Why the NHL Should, and Should Not, Have a “Play-In” Tournament

Nathan MacKinnon #29, Colorado Avalanche Mandatory Credit: Geoff Burke-USA TODAY Sports
Nathan MacKinnon #29, Colorado Avalanche Mandatory Credit: Geoff Burke-USA TODAY Sports /

While the NHL has a few more games before it ends its regular season, the NBA playoffs are all set to begin. Before we get to the “real” NBA playoffs there’s the NBA play-in tournament.

For those who don’t follow what happens on the hardwood, eight teams in each NBA conference make the playoffs. The teams in first to sixth place in each conference automatically make the playoffs, while the teams in sixth to tenth place play in the “play in” tournament.

Depending on your seeding, the play-in tournament can either be a “win one game and you’re in” or a double-elimination scenario for those final two playoff spots. The league implemented it in the shortened 2020-2021 season and liked it so much that it made it a permanent fixture.

It keeps more teams playing meaningful games as the season goes on. Plus, the league loves the extra revenue.

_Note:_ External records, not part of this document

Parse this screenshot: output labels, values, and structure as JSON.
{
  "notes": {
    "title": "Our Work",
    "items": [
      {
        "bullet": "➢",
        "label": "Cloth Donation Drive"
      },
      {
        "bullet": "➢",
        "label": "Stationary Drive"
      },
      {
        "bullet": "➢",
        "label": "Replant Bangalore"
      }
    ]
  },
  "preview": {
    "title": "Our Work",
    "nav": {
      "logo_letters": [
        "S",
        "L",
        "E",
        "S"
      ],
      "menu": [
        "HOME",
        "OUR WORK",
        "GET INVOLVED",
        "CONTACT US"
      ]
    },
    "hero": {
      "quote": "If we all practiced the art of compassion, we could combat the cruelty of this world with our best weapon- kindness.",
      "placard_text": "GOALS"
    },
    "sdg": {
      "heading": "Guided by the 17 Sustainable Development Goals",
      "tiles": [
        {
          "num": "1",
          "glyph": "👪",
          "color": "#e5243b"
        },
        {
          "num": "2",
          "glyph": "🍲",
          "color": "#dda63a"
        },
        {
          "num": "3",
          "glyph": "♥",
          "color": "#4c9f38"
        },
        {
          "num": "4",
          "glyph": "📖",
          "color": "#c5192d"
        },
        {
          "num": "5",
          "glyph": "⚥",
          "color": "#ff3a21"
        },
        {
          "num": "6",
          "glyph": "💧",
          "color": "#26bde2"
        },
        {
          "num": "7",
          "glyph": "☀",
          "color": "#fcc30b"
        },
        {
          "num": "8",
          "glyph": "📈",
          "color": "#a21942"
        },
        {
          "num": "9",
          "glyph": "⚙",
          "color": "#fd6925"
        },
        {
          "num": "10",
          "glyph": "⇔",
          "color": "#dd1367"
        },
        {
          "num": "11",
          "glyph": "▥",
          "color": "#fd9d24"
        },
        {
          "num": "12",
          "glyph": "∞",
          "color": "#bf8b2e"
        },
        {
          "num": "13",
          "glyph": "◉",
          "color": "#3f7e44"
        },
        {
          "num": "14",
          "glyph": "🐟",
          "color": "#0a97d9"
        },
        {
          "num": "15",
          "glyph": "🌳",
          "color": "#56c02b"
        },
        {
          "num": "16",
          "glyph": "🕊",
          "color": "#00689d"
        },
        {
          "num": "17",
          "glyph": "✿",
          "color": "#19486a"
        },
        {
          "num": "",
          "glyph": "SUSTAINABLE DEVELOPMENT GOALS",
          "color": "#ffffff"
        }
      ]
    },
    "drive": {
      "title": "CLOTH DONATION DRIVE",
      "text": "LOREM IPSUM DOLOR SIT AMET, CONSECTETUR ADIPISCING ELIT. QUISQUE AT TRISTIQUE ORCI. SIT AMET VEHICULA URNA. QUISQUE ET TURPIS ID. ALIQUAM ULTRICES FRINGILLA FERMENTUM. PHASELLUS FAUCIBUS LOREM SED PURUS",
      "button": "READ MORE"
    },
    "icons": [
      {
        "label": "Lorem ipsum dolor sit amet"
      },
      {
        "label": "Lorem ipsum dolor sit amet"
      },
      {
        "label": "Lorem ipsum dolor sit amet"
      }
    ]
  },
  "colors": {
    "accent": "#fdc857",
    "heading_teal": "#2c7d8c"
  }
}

The NHL having a “play-in” tournament could have multiple benefits.

Gary Bettman used to work for the NBA and since becoming NHL commissioner has borrowed many ideas from his basketball counterparts.

Whether or not the NHL would adopt a “play-in” for the final few playoff spots has been a topic of conversation among hockey fans. Bettman does not seem on board, according to Pierre LeBrun.

In James O’Brien’s latest NHL Playoff Watch piece for Yahoo Sports, he sets a compelling argument for the NHL to consider the play-in tournament.

First, O’Brien explains that the play-in games to get into the playoffs would be a more exciting and more “fair” way to determine down-to-the-wire playoff races. He does have a point, especially if said playoff races had to come down to a tiebreaker.

If this year hypothetically had a play-in tournament, Canadian fans might be the biggest beneficiaries. I won’t pretend to say we’d know exactly who would make it, but you’d have to imagine the Calgary Flames and Ottawa Senators would at least be in the mix.

If there was a play-in tournament last year, the Vancouver Canucks might have made it as well.

O’Brien’s best argument is that the play-in tournament would lead to increased revenue, which could be used to raise the salary cap. That would have been a great way to make the cap go up this year or last season, however, the cap is finally expected to be raised a substantial amount next season.

Would a play-in tournament raise it even more? This would essentially raise the number of regular season games to as many as 84 (which the NHL once had). Making players play in extra games gives them the perfect argument to get even more of the revenue, since they would be the ones generating it.

On the other hand, having more games presents a risk. More games mean more chances for a player to get injured, which is one of the arguments the NHL has used against sending its players to international tournaments.

Imagine if the Pittsburgh Penguins, who very well might make the playoffs under the current rules, lost Sidney Crosby in a season-ending injury in a play-in game against the Ottawa Senators. Fans and the team might feel they lost their best player in an “unnecessary” game and won’t have him for the “real” playoffs.

Just like the NHL would be borrowing the play-in tournament idea from the NBA, I’m borrowing this next argument from the MLB.

The play-in tournament model is very similar to the Wild Card game format that Major League Baseball used from 2012-2021 (with the exception of the 2020 season). A one-game wild card was used in both leagues to determine who would get the final playoff spot in the divisional series.

MLB’s reasons for creating the Wild Card game were identical to the NBA’s reasons for creating the play-in tournament: more teams would be involved, thus making the league more competitive, and revenue would be increased.

Fans countered that with the argument that baseball is a sport built on series, not on one-game playoff rounds like the NFL. The NHL is also built on series, with each round of the playoffs being a best-of-seven series.

This last argument might be the easiest to figure out an answer for, but it seems to be the one most overlooked in these discussions. The NHL determines its playoffs, and playoff seeding, differently than the NBA.

The NBA uses the one through eight in each conference model the NHL used to use before switching to the wild card format during the 2013-2014 season.

This might be an easy fix. Just have the top four teams in each conference’s wild card race be the four teams in each play-in tournament and have the two winners be inserted in the playoff seeding as the two wild cards.

The old saying goes, “If it ain’t broke, don’t fix it”. There are plenty of reasonable arguments for an NHL play-in tournament, but why overcomplicate things?

Related Story. 3 things the Seattle Kraken need for a deep playoff run. light

The NHL already tried to make the playoffs “more fair” when they created their own version of the wild card. Just because the NBA does it doesn’t mean we have to do it too.